[Page and application data records]
____
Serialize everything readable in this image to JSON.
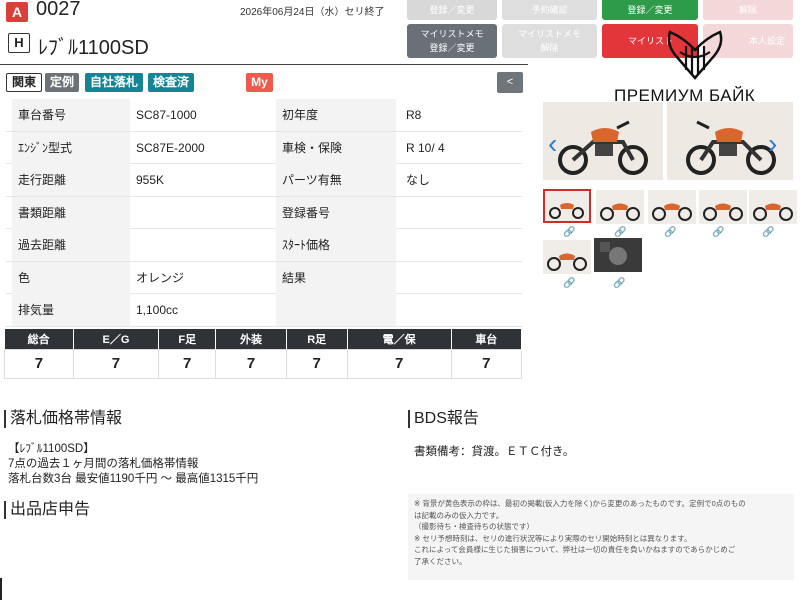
{
  "header": {
    "lot_badge": "A",
    "lot_number": "0027",
    "date": "2026年06月24日（水）セリ終了",
    "h_badge": "H",
    "model": "ﾚﾌﾞﾙ1100SD"
  },
  "top_buttons": {
    "b1": "登録／変更",
    "b2": "予約確認",
    "b3": "登録／変更",
    "b4": "解除",
    "memo": "マイリストメモ",
    "memo_sub": "登録／変更",
    "memo2": "マイリストメモ",
    "memo2_sub": "解除",
    "mylist": "マイリスト",
    "custom": "本人設定"
  },
  "watermark": {
    "text": "ПРЕМИУМ БАЙК"
  },
  "tags": {
    "kanto": "関東",
    "teirei": "定例",
    "jisha": "自社落札",
    "kensa": "検査済",
    "my": "My",
    "toggle": "<"
  },
  "spec": {
    "rows": [
      {
        "l1": "車台番号",
        "v1": "SC87-1000",
        "l2": "初年度",
        "v2": "R8"
      },
      {
        "l1": "ｴﾝｼﾞﾝ型式",
        "v1": "SC87E-2000",
        "l2": "車検・保険",
        "v2": "R 10/ 4"
      },
      {
        "l1": "走行距離",
        "v1": "955K",
        "l2": "パーツ有無",
        "v2": "なし"
      },
      {
        "l1": "書類距離",
        "v1": "",
        "l2": "登録番号",
        "v2": ""
      },
      {
        "l1": "過去距離",
        "v1": "",
        "l2": "ｽﾀｰﾄ価格",
        "v2": ""
      },
      {
        "l1": "色",
        "v1": "オレンジ",
        "l2": "結果",
        "v2": ""
      },
      {
        "l1": "排気量",
        "v1": "1,100cc",
        "l2": "",
        "v2": ""
      }
    ]
  },
  "grades": {
    "headers": [
      "総合",
      "E／G",
      "F足",
      "外装",
      "R足",
      "電／保",
      "車台"
    ],
    "values": [
      "7",
      "7",
      "7",
      "7",
      "7",
      "7",
      "7"
    ]
  },
  "bid_info": {
    "title": "落札価格帯情報",
    "line1": "【ﾚﾌﾞﾙ1100SD】",
    "line2": "7点の過去１ヶ月間の落札価格帯情報",
    "line3": "落札台数3台 最安値1190千円 〜 最高値1315千円"
  },
  "bds": {
    "title": "BDS報告",
    "text": "書類備考：貸渡。ＥＴＣ付き。"
  },
  "seller": {
    "title": "出品店申告"
  },
  "notes": {
    "n1": "※ 背景が黄色表示の枠は、最初の掲載(仮入力を除く)から変更のあったものです。定例で0点のもの",
    "n2": "は記載のみの仮入力です。",
    "n3": "（撮影待ち・検査待ちの状態です）",
    "n4": "※ セリ予想時刻は、セリの進行状況等により実際のセリ開始時刻とは異なります。",
    "n5": "これによって会員様に生じた損害について、弊社は一切の責任を負いかねますのであらかじめご",
    "n6": "了承ください。"
  }
}
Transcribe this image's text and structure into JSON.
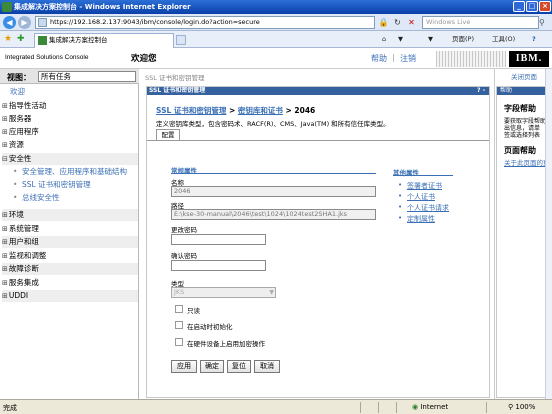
{
  "window": {
    "title": "集成解决方案控制台 - Windows Internet Explorer",
    "minimize": "_",
    "maximize": "□",
    "close": "×"
  },
  "browser": {
    "url": "https://192.168.2.137:9043/ibm/console/login.do?action=secure",
    "search_placeholder": "Windows Live",
    "tab_title": "集成解决方案控制台",
    "tools": {
      "home": "⌂",
      "feeds": "▼",
      "print": "▼",
      "page": "页面(P)",
      "tools": "工具(O)",
      "help": "?"
    }
  },
  "header": {
    "product": "Integrated Solutions Console",
    "welcome": "欢迎您",
    "help": "帮助",
    "separator": "|",
    "logout": "注销",
    "logo": "IBM."
  },
  "nav": {
    "view_label": "视图：",
    "view_value": "所有任务",
    "items": [
      {
        "label": "欢迎"
      },
      {
        "label": "指导性活动"
      },
      {
        "label": "服务器"
      },
      {
        "label": "应用程序"
      },
      {
        "label": "资源"
      },
      {
        "label": "安全性"
      },
      {
        "label": "环境"
      },
      {
        "label": "系统管理"
      },
      {
        "label": "用户和组"
      },
      {
        "label": "监视和调整"
      },
      {
        "label": "故障诊断"
      },
      {
        "label": "服务集成"
      },
      {
        "label": "UDDI"
      }
    ],
    "security_sub": [
      "安全管理、应用程序和基础结构",
      "SSL 证书和密钥管理",
      "总线安全性"
    ]
  },
  "main": {
    "top_breadcrumb": "SSL 证书和密钥管理",
    "panel_title": "SSL 证书和密钥管理",
    "panel_close": "? -",
    "crumb_1": "SSL 证书和密钥管理",
    "crumb_sep": " > ",
    "crumb_2": "密钥库和证书",
    "crumb_3": "2046",
    "description": "定义密钥库类型，包含密码术、RACF(R)、CMS、Java(TM) 和所有信任库类型。",
    "tab": "配置",
    "general_title": "常规属性",
    "fields": {
      "name_label": "名称",
      "name_value": "2046",
      "path_label": "路径",
      "path_value": "E:\\kse-30-manual\\2046\\test\\1024\\1024test2SHA1.jks",
      "change_pwd_label": "更改密码",
      "confirm_pwd_label": "确认密码",
      "type_label": "类型",
      "type_value": "JKS",
      "readonly_label": "只读",
      "init_label": "在启动时初始化",
      "hw_label": "在硬件设备上启用加密操作"
    },
    "other_title": "其他属性",
    "other_links": [
      "签署者证书",
      "个人证书",
      "个人证书请求",
      "定制属性"
    ],
    "buttons": {
      "apply": "应用",
      "ok": "确定",
      "reset": "复位",
      "cancel": "取消"
    }
  },
  "help": {
    "close_page": "关闭页面",
    "head": "帮助",
    "field_help_title": "字段帮助",
    "field_help_lines": [
      "要获取字段帮助",
      "出信息，请单",
      "签或选择列表"
    ],
    "page_help_title": "页面帮助",
    "page_help_link": "关于此页面的更多"
  },
  "status": {
    "left": "完成",
    "zone": "Internet",
    "zoom": "100%"
  },
  "colors": {
    "panel_header": "#35629f",
    "link": "#3a6fb5",
    "titlebar": "#0a3fa8"
  }
}
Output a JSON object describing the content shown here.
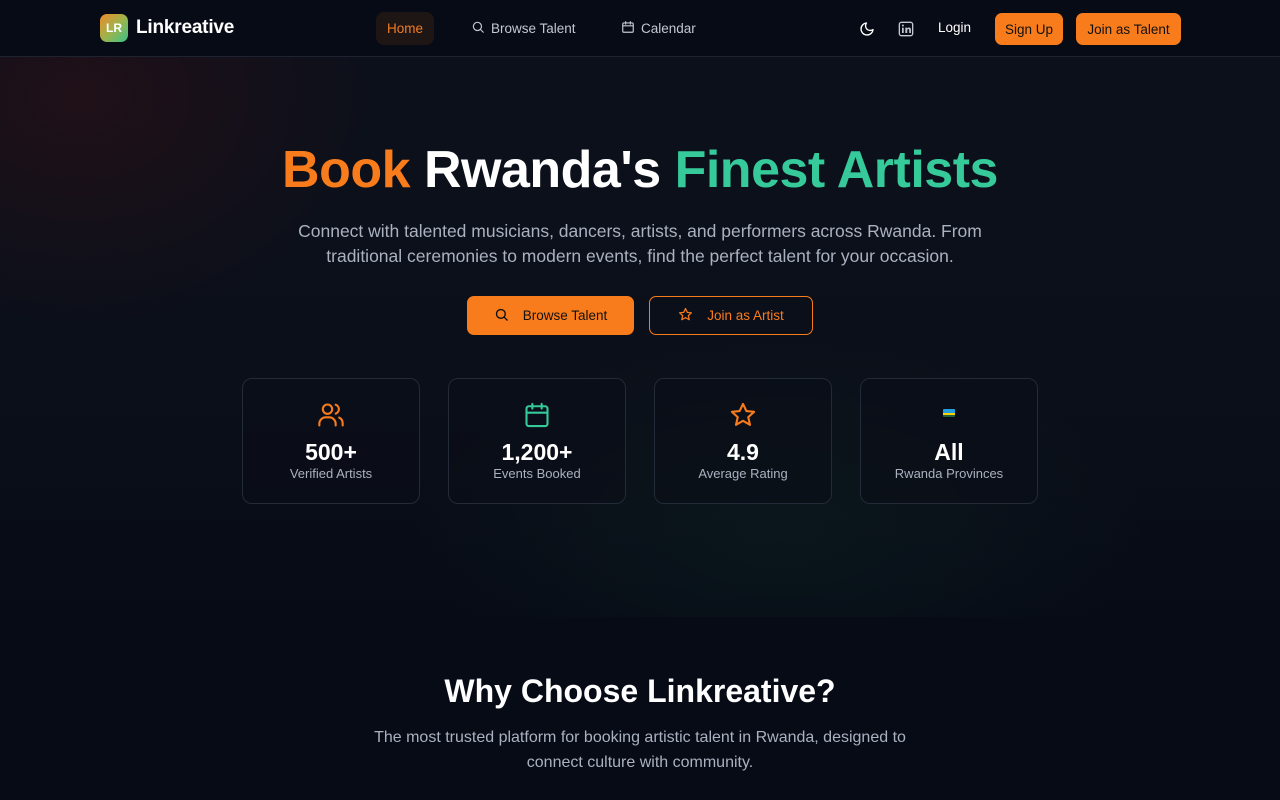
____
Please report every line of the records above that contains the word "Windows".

COMPLETED EXERCISE =>
    "title": "集成解决方案控制台 - Windows Internet Explorer",
    "search_placeholder": "Windows Live",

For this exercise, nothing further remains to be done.